As the payroll profession returns from the festive period we start to focus on the new tax year, one of the important items on our payroll checklist should be statutory rates and thresholds. Getting them wrong is not an option and can have severe and unwanted effects for you and your business.
These rates are set out by the Department for Work and Pensions (DWP) and provided in their Benefit and pension rates 2023/24 document. These amounts are reviewed yearly and Mel Stride, Secretary of State for work and pensions, confirmed on 17 November 2022 that the rates would be uplifted by 10.1%. This is based on the Consumer Price Index (CPI) figure for inflation for the year up to September 2022.
New statutory payment rates
So, without further ado, what are the new statutory payment rates for 2023/24?
Statutory sick pay (SSP) will rise to £109.40 per week, up from £99.35.
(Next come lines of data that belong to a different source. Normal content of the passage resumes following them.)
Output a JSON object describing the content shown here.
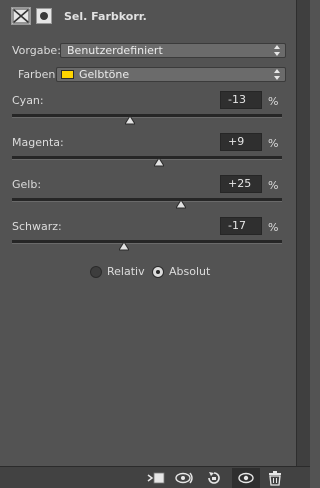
{
  "header": {
    "title": "Sel. Farbkorr.",
    "adjustment_icon": "selective-color-icon",
    "mask_icon": "layer-mask-icon"
  },
  "preset": {
    "label": "Vorgabe:",
    "value": "Benutzerdefiniert"
  },
  "colors": {
    "label": "Farben:",
    "value": "Gelbtöne",
    "swatch": "#ffd400"
  },
  "sliders": [
    {
      "label": "Cyan:",
      "value": "-13",
      "unit": "%",
      "level": -13
    },
    {
      "label": "Magenta:",
      "value": "+9",
      "unit": "%",
      "level": 9
    },
    {
      "label": "Gelb:",
      "value": "+25",
      "unit": "%",
      "level": 25
    },
    {
      "label": "Schwarz:",
      "value": "-17",
      "unit": "%",
      "level": -17
    }
  ],
  "method": {
    "options": [
      "Relativ",
      "Absolut"
    ],
    "selected": "Absolut"
  },
  "bottom_toolbar": {
    "icons": [
      "clip-to-layer-icon",
      "view-previous-state-icon",
      "reset-icon",
      "visibility-eye-icon",
      "trash-icon"
    ],
    "active": "visibility-eye-icon"
  }
}
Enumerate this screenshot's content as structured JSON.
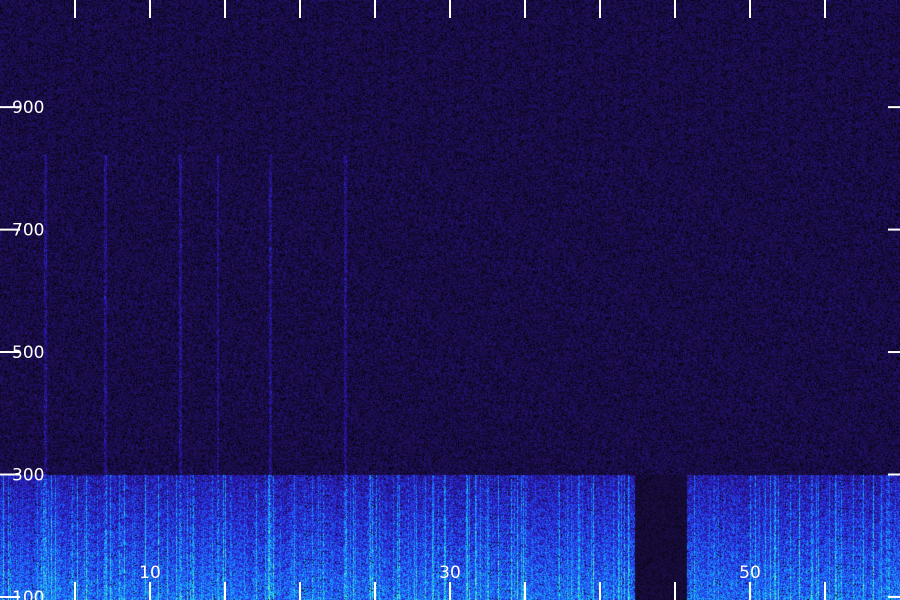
{
  "chart_data": {
    "type": "heatmap",
    "subtype": "spectrogram",
    "x_ticks": [
      10,
      30,
      50
    ],
    "x_tick_labels": [
      "10",
      "30",
      "50"
    ],
    "y_ticks": [
      100,
      300,
      500,
      700,
      900
    ],
    "y_tick_labels": [
      "100",
      "300",
      "500",
      "700",
      "900"
    ],
    "xlim": [
      0,
      60
    ],
    "ylim": [
      95,
      1075
    ],
    "grid": false,
    "colormap": [
      "#000000",
      "#1e0f4e",
      "#2a14b8",
      "#1f5bff",
      "#16c4f0",
      "#7affb0"
    ],
    "intensity_bands": [
      {
        "y_range": [
          95,
          300
        ],
        "level": 0.62
      },
      {
        "y_range": [
          300,
          1075
        ],
        "level": 0.18
      }
    ],
    "vertical_streaks_x": [
      3,
      7,
      12,
      14.5,
      18,
      23
    ],
    "gap_region": {
      "x_range": [
        42.3,
        45.8
      ],
      "y_range": [
        95,
        300
      ]
    },
    "tick_color": "#ffffff",
    "background_color": "#1e0f4e"
  }
}
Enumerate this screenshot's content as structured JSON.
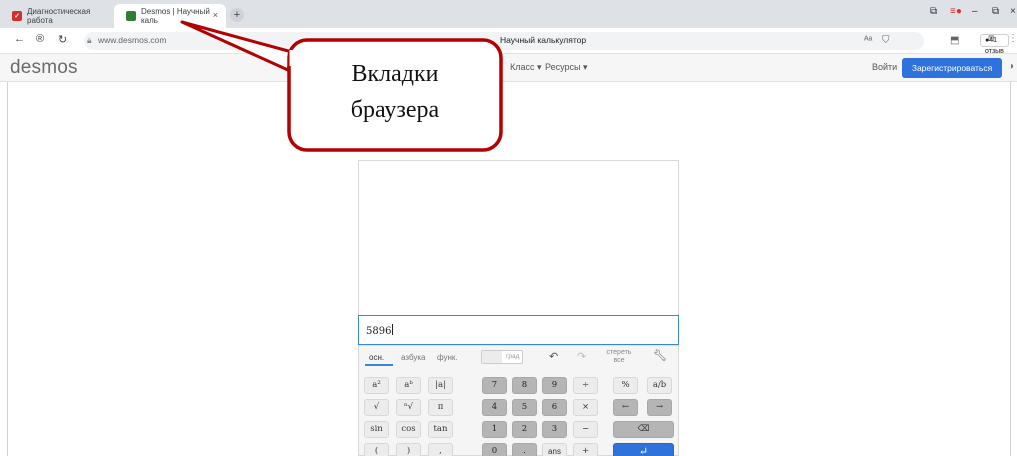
{
  "browser": {
    "tabs": [
      {
        "label": "Диагностическая работа",
        "favicon_color": "#d32f2f"
      },
      {
        "label": "Desmos | Научный каль",
        "favicon_color": "#2e7d32",
        "close": "×",
        "active": true
      }
    ],
    "new_tab": "+",
    "address": {
      "url": "www.desmos.com",
      "page_title": "Научный калькулятор",
      "reviews_badge": "41 отзыв"
    }
  },
  "desmos_header": {
    "logo": "desmos",
    "nav": [
      "Класс ▾",
      "Ресурсы ▾"
    ],
    "login": "Войти",
    "signup": "Зарегистрироваться"
  },
  "calculator": {
    "expression": "5896",
    "keypad_tabs": [
      "осн.",
      "азбука",
      "функ."
    ],
    "active_tab": "осн.",
    "angle_mode": "град",
    "clear_all": "стереть все",
    "rows": [
      [
        "a²",
        "aᵇ",
        "|a|",
        "7",
        "8",
        "9",
        "÷",
        "%",
        "a/b"
      ],
      [
        "√",
        "ⁿ√",
        "π",
        "4",
        "5",
        "6",
        "×",
        "←",
        "→"
      ],
      [
        "sin",
        "cos",
        "tan",
        "1",
        "2",
        "3",
        "−",
        "⌫"
      ],
      [
        "(",
        ")",
        ",",
        "0",
        ".",
        "ans",
        "+",
        "↵"
      ]
    ]
  },
  "callout": {
    "line1": "Вкладки",
    "line2": "браузера",
    "color": "#b30000"
  },
  "colors": {
    "accent": "#2f72dc",
    "tabbar": "#dee1e6"
  }
}
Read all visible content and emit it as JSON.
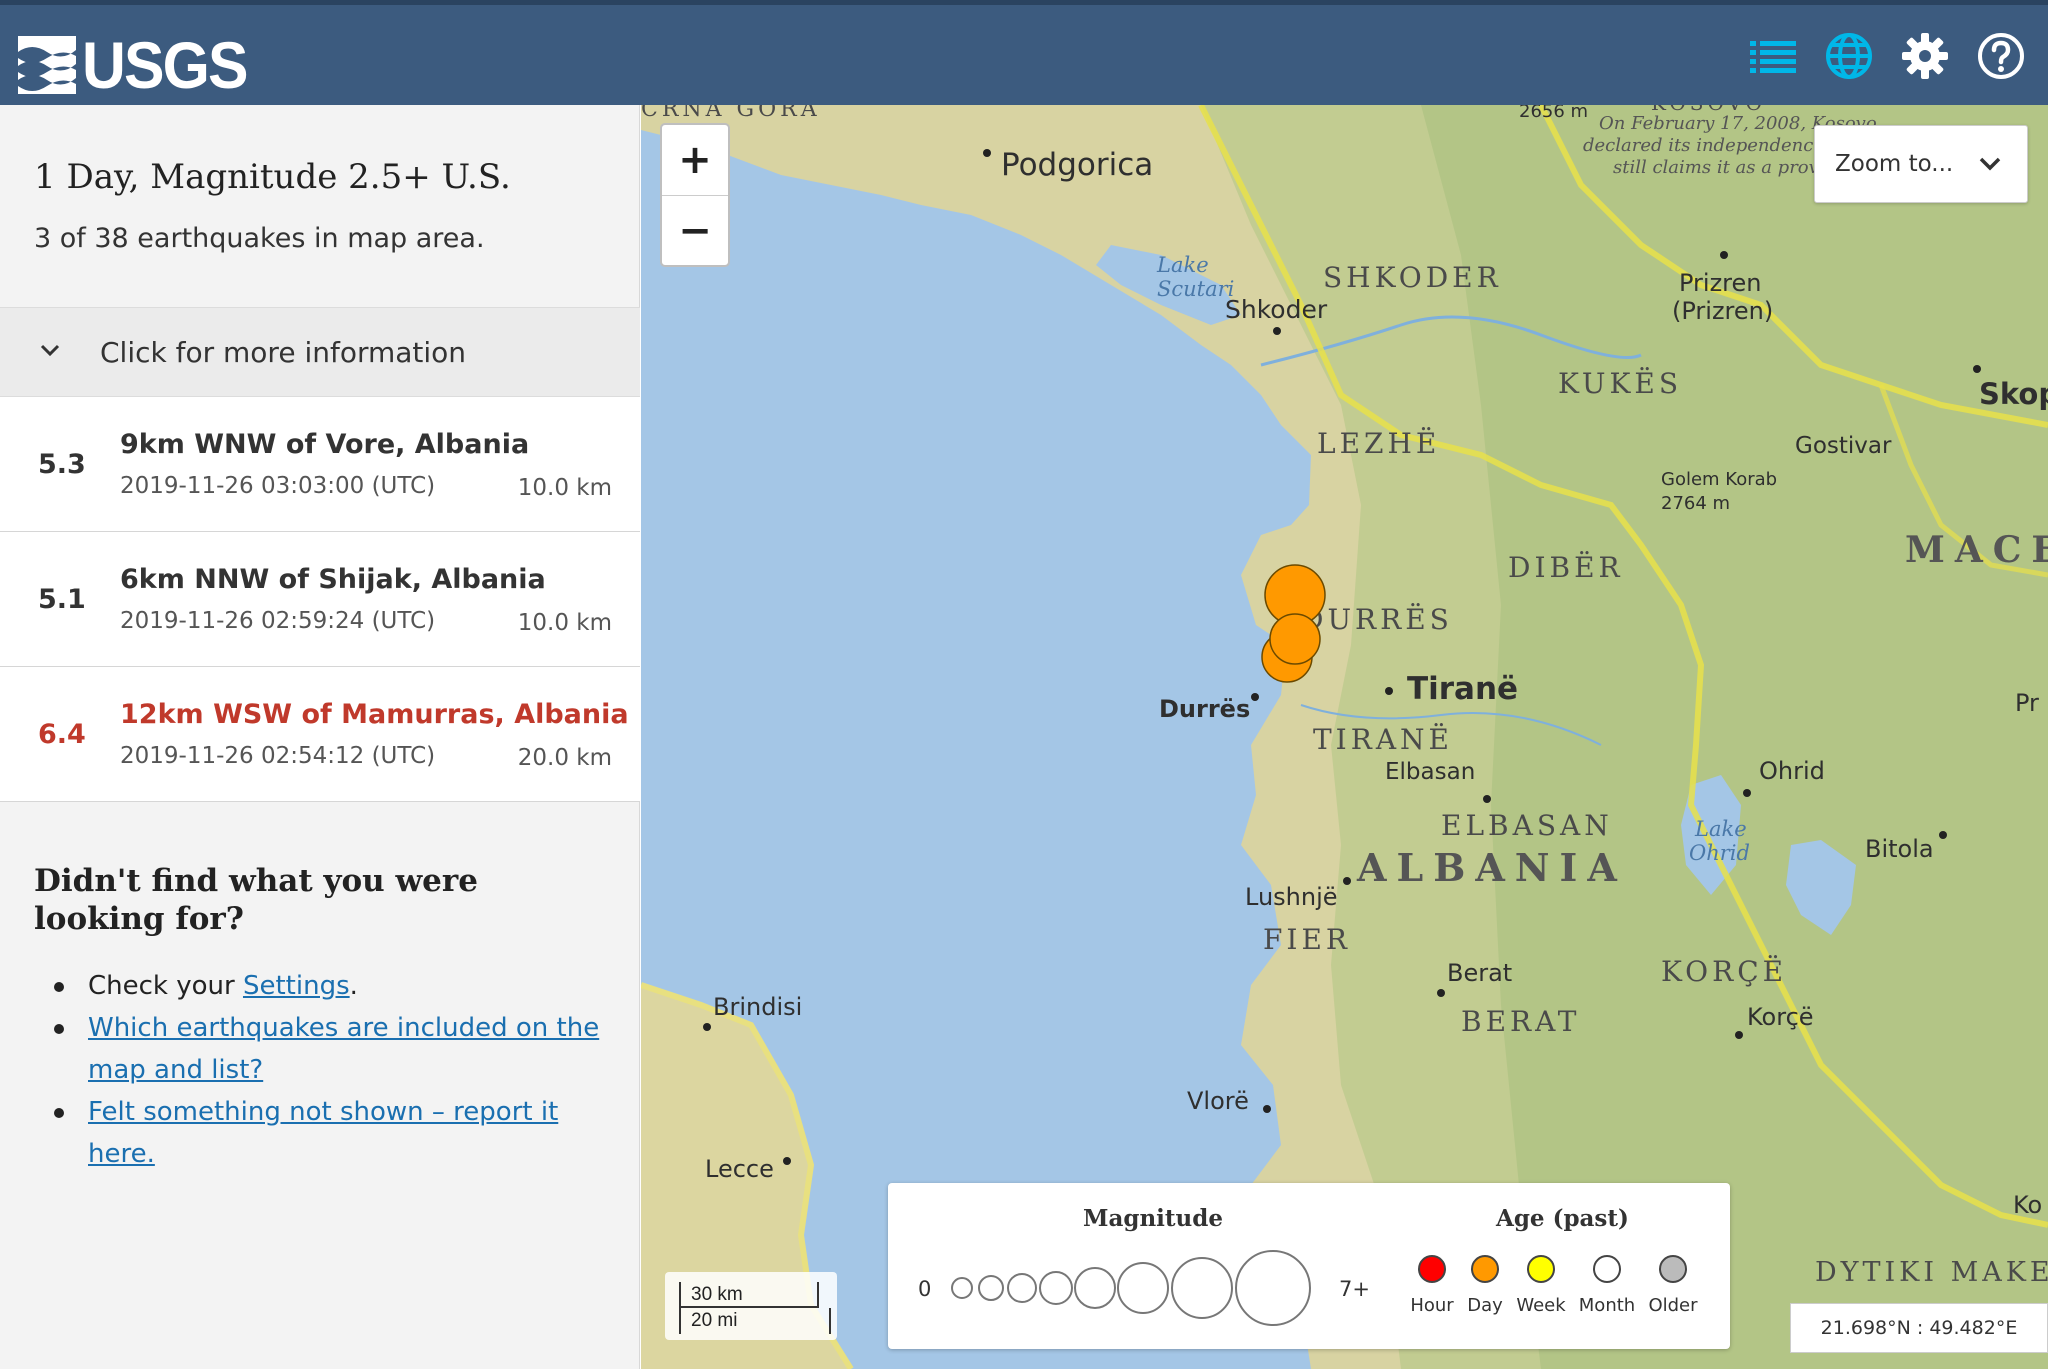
{
  "header": {
    "logo_text": "USGS",
    "icons": [
      "list-icon",
      "globe-icon",
      "gear-icon",
      "help-icon"
    ],
    "accent_color": "#3c5b7f",
    "icon_color": "#00b7e8"
  },
  "sidebar": {
    "title": "1 Day, Magnitude 2.5+ U.S.",
    "count_text": "3 of 38 earthquakes in map area.",
    "more_info_label": "Click for more information",
    "earthquakes": [
      {
        "mag": "5.3",
        "place": "9km WNW of Vore, Albania",
        "time": "2019-11-26 03:03:00 (UTC)",
        "depth": "10.0 km"
      },
      {
        "mag": "5.1",
        "place": "6km NNW of Shijak, Albania",
        "time": "2019-11-26 02:59:24 (UTC)",
        "depth": "10.0 km"
      },
      {
        "mag": "6.4",
        "place": "12km WSW of Mamurras, Albania",
        "time": "2019-11-26 02:54:12 (UTC)",
        "depth": "20.0 km",
        "highlight_color": "#c0392b"
      }
    ],
    "help": {
      "title": "Didn't find what you were looking for?",
      "item1_prefix": "Check your ",
      "item1_link": "Settings",
      "item1_suffix": ".",
      "item2_link": "Which earthquakes are included on the map and list?",
      "item3_link": "Felt something not shown – report it here."
    }
  },
  "map": {
    "zoom_in": "+",
    "zoom_out": "−",
    "zoom_to_label": "Zoom to...",
    "labels": {
      "montenegro_partial": "CRNA GORA",
      "podgorica": "Podgorica",
      "elev_top": "2656 m",
      "kosovo_partial": "KOSOVO",
      "note1": "On February 17, 2008, Kosovo",
      "note2": "declared its independence",
      "note3": "still claims it as a prov",
      "lake_scutari1": "Lake",
      "lake_scutari2": "Scutari",
      "shkoder_region": "SHKODER",
      "shkoder_city": "Shkoder",
      "prizren1": "Prizren",
      "prizren2": "(Prizren)",
      "kukes": "KUKËS",
      "skop": "Skop",
      "lezhe": "LEZHË",
      "gostivar": "Gostivar",
      "golem1": "Golem Korab",
      "golem2": "2764 m",
      "mace": "MACE",
      "diber": "DIBËR",
      "durres_region": "DURRËS",
      "tirane_city": "Tiranë",
      "pr": "Pr",
      "durres_city": "Durrës",
      "tirane_region": "TIRANË",
      "elbasan_city": "Elbasan",
      "ohrid": "Ohrid",
      "elbasan_region": "ELBASAN",
      "lake_ohrid1": "Lake",
      "lake_ohrid2": "Ohrid",
      "bitola": "Bitola",
      "albania": "ALBANIA",
      "lushnje": "Lushnjë",
      "fier": "FIER",
      "berat_city": "Berat",
      "korce_region": "KORÇË",
      "brindisi": "Brindisi",
      "korce_city": "Korçë",
      "berat_region": "BERAT",
      "vlore": "Vlorë",
      "lecce": "Lecce",
      "ko": "Ko",
      "dytiki": "DYTIKI MAKE"
    },
    "earthquake_markers": [
      {
        "mag": 5.3,
        "color": "#ff9900"
      },
      {
        "mag": 5.1,
        "color": "#ff9900"
      },
      {
        "mag": 6.4,
        "color": "#ff9900"
      }
    ],
    "scale": {
      "km": "30 km",
      "mi": "20 mi"
    },
    "legend": {
      "magnitude_title": "Magnitude",
      "mag_min": "0",
      "mag_max": "7+",
      "age_title": "Age (past)",
      "ages": [
        {
          "label": "Hour",
          "color": "#ff0000"
        },
        {
          "label": "Day",
          "color": "#ff9900"
        },
        {
          "label": "Week",
          "color": "#ffff00"
        },
        {
          "label": "Month",
          "color": "#ffffff"
        },
        {
          "label": "Older",
          "color": "#bbbbbb"
        }
      ]
    },
    "coordinates": "21.698°N : 49.482°E"
  }
}
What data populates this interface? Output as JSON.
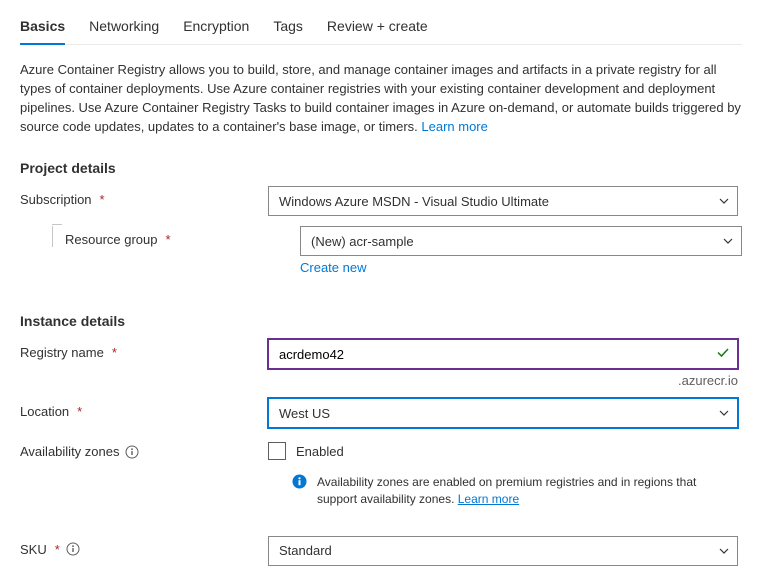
{
  "tabs": {
    "basics": "Basics",
    "networking": "Networking",
    "encryption": "Encryption",
    "tags": "Tags",
    "review": "Review + create"
  },
  "intro": {
    "text": "Azure Container Registry allows you to build, store, and manage container images and artifacts in a private registry for all types of container deployments. Use Azure container registries with your existing container development and deployment pipelines. Use Azure Container Registry Tasks to build container images in Azure on-demand, or automate builds triggered by source code updates, updates to a container's base image, or timers.  ",
    "learn_more": "Learn more"
  },
  "sections": {
    "project": "Project details",
    "instance": "Instance details"
  },
  "labels": {
    "subscription": "Subscription",
    "resource_group": "Resource group",
    "registry_name": "Registry name",
    "location": "Location",
    "availability_zones": "Availability zones",
    "sku": "SKU"
  },
  "fields": {
    "subscription": "Windows Azure MSDN - Visual Studio Ultimate",
    "resource_group": "(New) acr-sample",
    "create_new": "Create new",
    "registry_name": "acrdemo42",
    "registry_suffix": ".azurecr.io",
    "location": "West US",
    "az_enabled_label": "Enabled",
    "az_info": "Availability zones are enabled on premium registries and in regions that support availability zones. ",
    "az_learn_more": "Learn more",
    "sku": "Standard"
  }
}
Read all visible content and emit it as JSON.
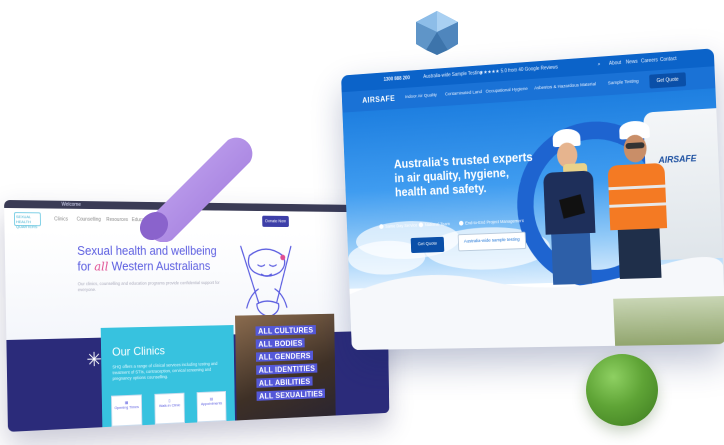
{
  "left_site": {
    "topbar_text": "Welcome",
    "logo_text": "SEXUAL HEALTH QUARTERS",
    "nav_links": [
      "Clinics",
      "Counselling",
      "Resources",
      "Education"
    ],
    "nav_button": "Donate Now",
    "hero_title_line1": "Sexual health and wellbeing",
    "hero_title_for": "for",
    "hero_title_all": "all",
    "hero_title_rest": "Western Australians",
    "hero_sub": "Our clinics, counselling and education programs provide confidential support for everyone.",
    "clinics_title": "Our Clinics",
    "clinics_text": "SHQ offers a range of clinical services including testing and treatment of STIs, contraception, cervical screening and pregnancy options counselling.",
    "mini_cards": [
      "Opening Times",
      "Walk-in Clinic",
      "Appointments"
    ],
    "all_lines": [
      "ALL CULTURES",
      "ALL BODIES",
      "ALL GENDERS",
      "ALL IDENTITIES",
      "ALL ABILITIES",
      "ALL SEXUALITIES"
    ]
  },
  "right_site": {
    "topbar_phone": "1300 888 200",
    "topbar_accred": "Australia-wide Sample Testing",
    "topbar_reviews": "★★★★★ 5.0 from 40 Google Reviews",
    "topbar_links": [
      "About",
      "News",
      "Careers",
      "Contact"
    ],
    "logo": "AIRSAFE",
    "nav_links": [
      "Indoor Air Quality",
      "Contaminated Land",
      "Occupational Hygiene",
      "Asbestos & Hazardous Material",
      "Sample Testing"
    ],
    "nav_button": "Get Quote",
    "hero_title": "Australia's trusted experts in air quality, hygiene, health and safety.",
    "pills": [
      "Same Day Service",
      "National Team",
      "End-to-End Project Management"
    ],
    "btn_primary": "Get Quote",
    "btn_secondary": "Australia-wide sample testing",
    "van_logo": "AIRSAFE"
  },
  "colors": {
    "brand_blue": "#1a72d6",
    "left_purple": "#5458d8",
    "left_teal": "#37c2df",
    "sphere_green": "#5fa436",
    "cylinder_purple": "#b18ee6",
    "crystal_blue": "#6ea7d8"
  }
}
Statutory maternity pay (SMP), statutory paternity pay (SPP), statutory shared parental pay (ShPP), statutory adoption pay (SAP) and parental bereavement leave pay (PBLP) will all rise from £156.66 per week to £172.48 apart from, of course, where 90% of average weekly earnings (AWE) apply.
It is important to remember that the lower earnings limit (LEL) will remain at £123 per week. Couple this with an increase in minimum wage rates and more low earners will be entitled to these payments than before. This is one of the few benefits we can see from frozen thresholds. In fact, someone earning the 2023/24 national living wage of £10.40 per hour will only need to work an average of 12 hours per week over the reference period to qualify.
Now that these rates are known, employers can effectively budget and plan for the new tax year with more complete data. We encourage employers to remain aware of the reclaim rules for statutory payment, namely the small employers’ relief, where businesses can claim 103% of the statutory payment, rather than the usual 92%. This can make a huge difference to those smaller companies, so make sure you are doing your due diligence and checking if you fall under the £45,000 class 1 national insurance threshold.
While on the subject of budgeting, I am going to mention something that can fill many payroll professionals with dread: Alabaster. With rising minimum wage rates it is more likely that you will need to do some form of reassessment and amendment. If you have any employees currently on SMP, why not start planning now and budget for the additional cost?
An area that is often neglected in these sorts of discussions is the differences in Northern Ireland. Remember that PBLP also applies there now (as of April 2022). Even more complex, the Work and Families (Northern Ireland) Act 2015 provides additional stipulations. The act removes the qualifying period for adoption leave, the first six weeks are to be paid at 90% of AWE and primary adopters get paid time off for introductory meetings prior to placement.
Looking to the future there is a new type of statutory payment in the pipeline, for those parents whose child requires neonatal care. The Neonatal Care (Leave and Pay) Bill is currently in the report stage, with its third reading expected in February.
Once introduced into law, this new type of leave will entitle eligible parents up to 12 weeks’ paid time off. This will be a day-one right and apply where babies are admitted to hospital up to the age of 28 days and when a continuous stay of seven days or more is required. It is also in addition to other statutory leave entitlements, giving fathers and partners additional scope to care for their newborn and partner during this time period. The associated pay will be subject to minimum levels of earnings and length of service as is usual for other statutory payments.
The circumstances surrounding statutory payments can be stressful and difficult for the individual involved. We always recommend that situations be dealt with in a considerate manner, while remaining within the bounds of employment law and legal processes.
If you are one of the many companies that goes above and beyond the legal minimums, that’s great, but remember that there may still be a statutory element to these payments. Therefore, for family-related payments, ensure you are reclaiming the appropriate amount as this can reduce costs while supporting the affected individual.
As a final reminder, gov.uk is choc-full of useful guidance, examples and help to get statutory payment right. They even have guidance on how to deal with disagreements, if you don’t get it quite right – but I’m sure you will.